What to work on = Copy every entry below verbatim, except for images.

---------------

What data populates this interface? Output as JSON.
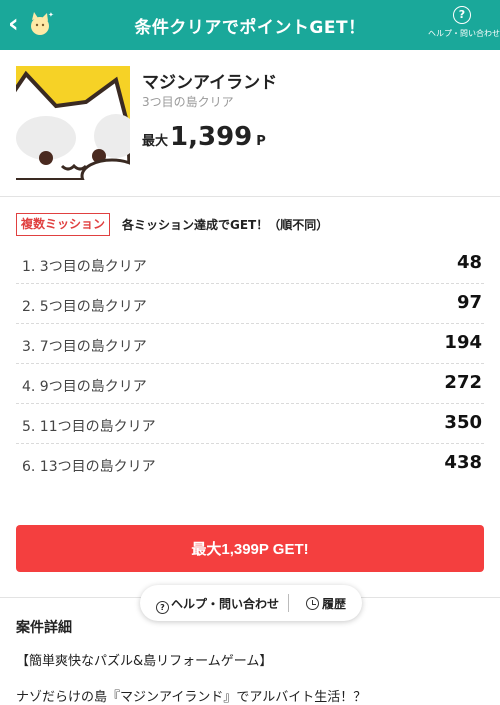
{
  "header": {
    "title": "条件クリアでポイントGET！",
    "help_label": "ヘルプ・問い合わせ",
    "help_glyph": "?",
    "back_glyph": "‹",
    "color": "#1aa89a"
  },
  "app": {
    "name": "マジンアイランド",
    "subtitle": "3つ目の島クリア",
    "reward_prefix": "最大",
    "reward_points": "1,399",
    "reward_unit": "P"
  },
  "missions": {
    "badge": "複数ミッション",
    "note": "各ミッション達成でGET！（順不同）",
    "items": [
      {
        "label": "1. 3つ目の島クリア",
        "points": "48"
      },
      {
        "label": "2. 5つ目の島クリア",
        "points": "97"
      },
      {
        "label": "3. 7つ目の島クリア",
        "points": "194"
      },
      {
        "label": "4. 9つ目の島クリア",
        "points": "272"
      },
      {
        "label": "5. 11つ目の島クリア",
        "points": "350"
      },
      {
        "label": "6. 13つ目の島クリア",
        "points": "438"
      }
    ]
  },
  "cta": {
    "label": "最大1,399P GET!",
    "color": "#f43f3f"
  },
  "float_bar": {
    "help_label": "ヘルプ・問い合わせ",
    "history_label": "履歴"
  },
  "details": {
    "title": "案件詳細",
    "line1": "【簡単爽快なパズル&島リフォームゲーム】",
    "line2": "ナゾだらけの島『マジンアイランド』でアルバイト生活！？"
  }
}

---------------

Reply =
What data populates this interface? Output as JSON.
{
  "header": {
    "title": "条件クリアでポイントGET！",
    "help_label": "ヘルプ・問い合わせ",
    "help_glyph": "?",
    "back_glyph": "‹",
    "color": "#1aa89a"
  },
  "app": {
    "name": "マジンアイランド",
    "subtitle": "3つ目の島クリア",
    "reward_prefix": "最大",
    "reward_points": "1,399",
    "reward_unit": "P"
  },
  "missions": {
    "badge": "複数ミッション",
    "note": "各ミッション達成でGET！（順不同）",
    "items": [
      {
        "label": "1. 3つ目の島クリア",
        "points": "48"
      },
      {
        "label": "2. 5つ目の島クリア",
        "points": "97"
      },
      {
        "label": "3. 7つ目の島クリア",
        "points": "194"
      },
      {
        "label": "4. 9つ目の島クリア",
        "points": "272"
      },
      {
        "label": "5. 11つ目の島クリア",
        "points": "350"
      },
      {
        "label": "6. 13つ目の島クリア",
        "points": "438"
      }
    ]
  },
  "cta": {
    "label": "最大1,399P GET!",
    "color": "#f43f3f"
  },
  "float_bar": {
    "help_label": "ヘルプ・問い合わせ",
    "history_label": "履歴"
  },
  "details": {
    "title": "案件詳細",
    "line1": "【簡単爽快なパズル&島リフォームゲーム】",
    "line2": "ナゾだらけの島『マジンアイランド』でアルバイト生活！？"
  }
}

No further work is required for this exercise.